waters of quiet, an ancient Moabite town (Num. 21:30). It was assigned to the tribe of Reuben (Josh. 13:16). Here was fought the great battle in which Joab defeated the Ammonites and their allies (1 Chr. 19:7-15; comp. 2 Sam. 10:6-14). In the time of Isaiah (15:2) the Moabites regained possession of it from the Ammonites. (See HANUN.) The ruins of this important city, now Madeba or Madiyabah, are seen about 8 miles south-west of Heshbon, and 14 east of the Dead Sea. Among these are the ruins of what must have been a large temple, and of three cisterns of considerable extent, which are now dry. These cisterns may have originated the name Medeba, "waters of quiet." (See OMRI.)
Eusebius, in his Onomasticon (264-294), places it between medeba and Dibon.
At medeba there was a fine church, of which only foundations remain.
Farther north it ran past the famous Moabite towns of Dibon and medeba.
Now Omri took the land medeba, and (the enemy) occupied it (in his days and in) the days of his sons, forty years.

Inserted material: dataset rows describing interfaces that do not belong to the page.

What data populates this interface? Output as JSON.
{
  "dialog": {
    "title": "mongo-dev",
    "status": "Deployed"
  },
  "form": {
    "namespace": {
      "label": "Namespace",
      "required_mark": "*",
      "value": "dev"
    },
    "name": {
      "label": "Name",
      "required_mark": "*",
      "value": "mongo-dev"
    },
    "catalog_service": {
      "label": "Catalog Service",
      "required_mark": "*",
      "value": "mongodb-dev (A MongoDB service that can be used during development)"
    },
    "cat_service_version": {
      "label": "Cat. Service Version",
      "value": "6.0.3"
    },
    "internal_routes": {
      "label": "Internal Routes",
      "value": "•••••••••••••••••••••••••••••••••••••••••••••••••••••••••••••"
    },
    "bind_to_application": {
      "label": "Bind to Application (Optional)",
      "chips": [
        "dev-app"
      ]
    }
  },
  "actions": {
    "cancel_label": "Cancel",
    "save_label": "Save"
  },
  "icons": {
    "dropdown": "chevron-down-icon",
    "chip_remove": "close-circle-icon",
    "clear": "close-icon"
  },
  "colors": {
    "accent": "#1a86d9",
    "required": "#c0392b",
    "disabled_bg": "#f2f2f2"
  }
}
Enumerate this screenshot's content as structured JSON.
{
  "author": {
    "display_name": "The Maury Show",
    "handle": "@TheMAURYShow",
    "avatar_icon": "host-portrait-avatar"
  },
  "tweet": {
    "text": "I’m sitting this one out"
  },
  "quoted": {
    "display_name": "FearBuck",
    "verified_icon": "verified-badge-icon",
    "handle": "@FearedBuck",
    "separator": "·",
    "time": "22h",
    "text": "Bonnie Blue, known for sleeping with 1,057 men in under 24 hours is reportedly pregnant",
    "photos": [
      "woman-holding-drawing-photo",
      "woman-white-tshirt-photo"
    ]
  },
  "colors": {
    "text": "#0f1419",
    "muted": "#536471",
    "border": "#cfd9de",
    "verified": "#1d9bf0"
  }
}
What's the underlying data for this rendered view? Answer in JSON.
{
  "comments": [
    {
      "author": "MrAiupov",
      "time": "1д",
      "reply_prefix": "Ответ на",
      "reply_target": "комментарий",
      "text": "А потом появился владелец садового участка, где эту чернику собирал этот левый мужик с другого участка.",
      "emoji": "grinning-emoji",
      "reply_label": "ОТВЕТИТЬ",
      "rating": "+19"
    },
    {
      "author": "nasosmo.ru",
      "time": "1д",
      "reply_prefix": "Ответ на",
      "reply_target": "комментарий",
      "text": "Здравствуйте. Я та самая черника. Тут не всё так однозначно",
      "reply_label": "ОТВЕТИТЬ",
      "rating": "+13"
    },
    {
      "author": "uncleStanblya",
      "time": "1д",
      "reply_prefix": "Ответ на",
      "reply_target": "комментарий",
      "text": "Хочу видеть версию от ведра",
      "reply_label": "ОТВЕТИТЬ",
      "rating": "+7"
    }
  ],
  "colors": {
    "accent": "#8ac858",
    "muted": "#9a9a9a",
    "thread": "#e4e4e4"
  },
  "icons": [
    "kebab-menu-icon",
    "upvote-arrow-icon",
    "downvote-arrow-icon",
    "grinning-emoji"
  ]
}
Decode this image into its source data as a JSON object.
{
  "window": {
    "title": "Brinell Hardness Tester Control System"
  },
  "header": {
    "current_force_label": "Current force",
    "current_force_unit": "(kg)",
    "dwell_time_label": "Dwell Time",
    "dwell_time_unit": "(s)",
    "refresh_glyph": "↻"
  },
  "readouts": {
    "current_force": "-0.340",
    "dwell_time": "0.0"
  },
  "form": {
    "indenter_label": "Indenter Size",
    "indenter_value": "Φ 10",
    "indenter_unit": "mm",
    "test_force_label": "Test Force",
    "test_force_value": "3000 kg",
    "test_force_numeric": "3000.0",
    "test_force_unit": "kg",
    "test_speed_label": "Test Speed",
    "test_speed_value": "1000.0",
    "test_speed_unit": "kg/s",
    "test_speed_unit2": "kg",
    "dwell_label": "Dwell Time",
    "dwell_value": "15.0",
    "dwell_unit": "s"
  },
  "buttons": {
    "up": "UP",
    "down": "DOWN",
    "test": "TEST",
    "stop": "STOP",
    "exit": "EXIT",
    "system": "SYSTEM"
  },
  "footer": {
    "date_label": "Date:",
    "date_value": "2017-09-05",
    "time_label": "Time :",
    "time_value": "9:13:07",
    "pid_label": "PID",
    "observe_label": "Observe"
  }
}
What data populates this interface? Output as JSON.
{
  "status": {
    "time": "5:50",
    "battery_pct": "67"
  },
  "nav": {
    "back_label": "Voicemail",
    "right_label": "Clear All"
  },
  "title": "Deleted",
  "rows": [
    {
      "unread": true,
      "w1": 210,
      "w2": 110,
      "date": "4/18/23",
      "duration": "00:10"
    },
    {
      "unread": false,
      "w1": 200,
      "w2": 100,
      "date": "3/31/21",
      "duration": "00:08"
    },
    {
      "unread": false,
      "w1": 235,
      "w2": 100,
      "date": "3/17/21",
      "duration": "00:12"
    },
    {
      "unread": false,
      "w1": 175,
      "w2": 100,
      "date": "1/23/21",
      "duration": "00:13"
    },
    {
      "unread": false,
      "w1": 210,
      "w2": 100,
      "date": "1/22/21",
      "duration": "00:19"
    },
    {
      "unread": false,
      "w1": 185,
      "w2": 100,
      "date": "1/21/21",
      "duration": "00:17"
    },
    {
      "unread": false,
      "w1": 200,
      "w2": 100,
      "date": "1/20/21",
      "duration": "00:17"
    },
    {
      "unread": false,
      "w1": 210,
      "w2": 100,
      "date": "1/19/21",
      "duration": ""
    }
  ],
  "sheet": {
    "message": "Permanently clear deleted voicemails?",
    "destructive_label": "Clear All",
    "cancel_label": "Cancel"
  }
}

Now Omri took the land of medeba, and (the enemy) occupied it in (his days and in) the days of his son, forty years.